All this… every day…. altar after altar… like stars.
Without any show or effort.
Mornings in the Basilica. Priests drift in and out of the door leading to the sacristy. “Lingua?” “Español… English, Inglese… Latino… Italiano… Deutsch…”. People follow priests to altars. Priests say Mass, asking anyone who showed up if they want to receive Communion and then counting out the hosts needed. Masses said, quietly, even if the priest turns around to read the Scriptures in whatever language. Another priest over there is doing the same, a different part of the Mass, still only at the Gloria, but far enough away that most of the time you barely hear the other guy. Priests finish up and leave the altar with a bow as other priests wait patient to take the available altar. They nod as they pass each other. People who were just at Mass drift off, to go to work, go to kneel somewhere else in the Basilica to pray. Newly arrived lay people, religious, wait for another Mass to start.

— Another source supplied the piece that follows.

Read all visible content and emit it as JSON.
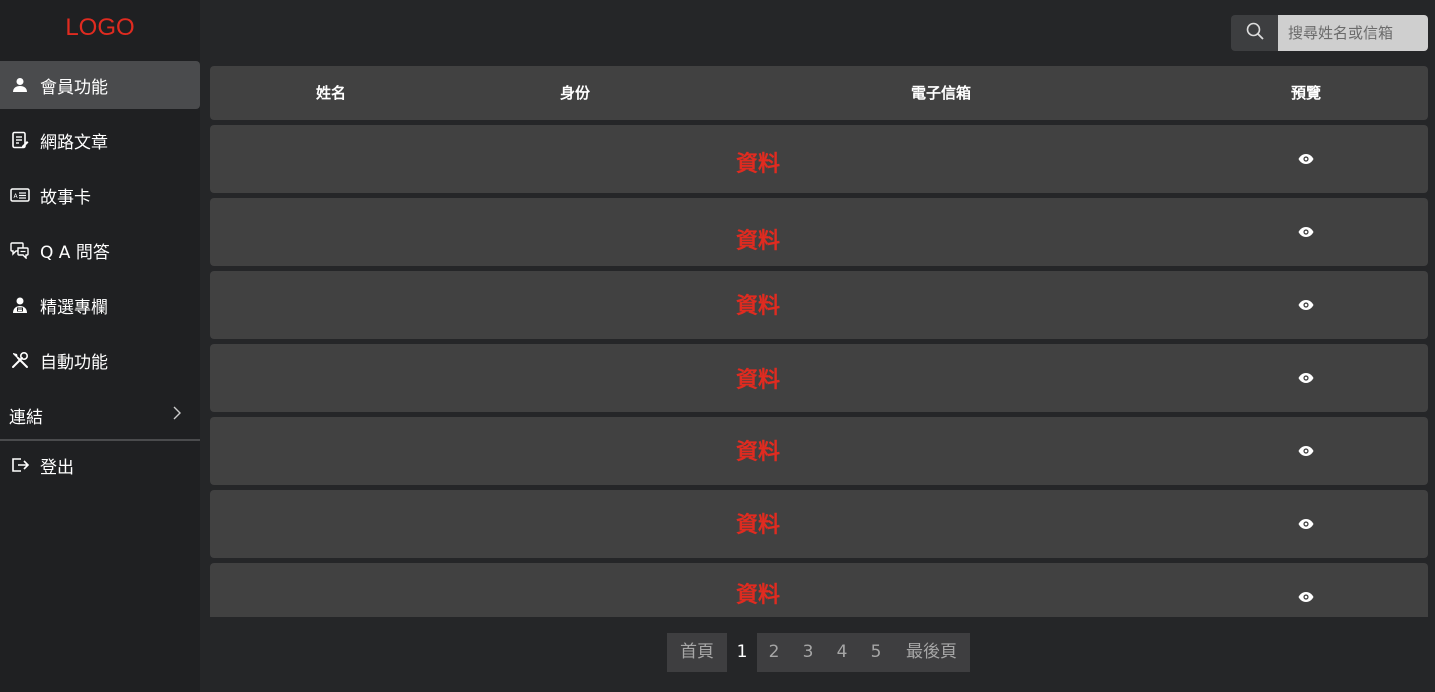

Everyone at his own work and leaving everyone else to his.
That’s what the Basilica of St. Peter’s is – was – like early in the mornings before the tourists came. Not perfect, but pretty good, all in all. I said my morning Mass in the Basilica for so long that they gave me my own locked cabinet for my things.
But, you can hear someone say,
“Do you really think you should be doing that?”
FFLF, friends. I think that explains something of what is going on with the Suppression. It is aimed at the activities (TLM and ad orientem, hence Tradition and the Roman ‘genius‘, Romanitas). But even more it is aimed at the people who want and enjoy those aspects of our common Catholic identity, our inheritance, our patrimony, our rites. And…We Are Our Rites.
Whatever happens, whether this debacle is reversed by a counter edict from SecState or Santa Marta, or whether it stays in place, it could prove to be what Tolkien might identify as an eucatastrophe, disaster that produces some good effect that could only have come about through some disaster. This is going to produce more interest, not less, among priests in the TLM and in seeking out places to say Mass elsewhere. Those places that are priest friendly have a huge opportunity.
Time will tell.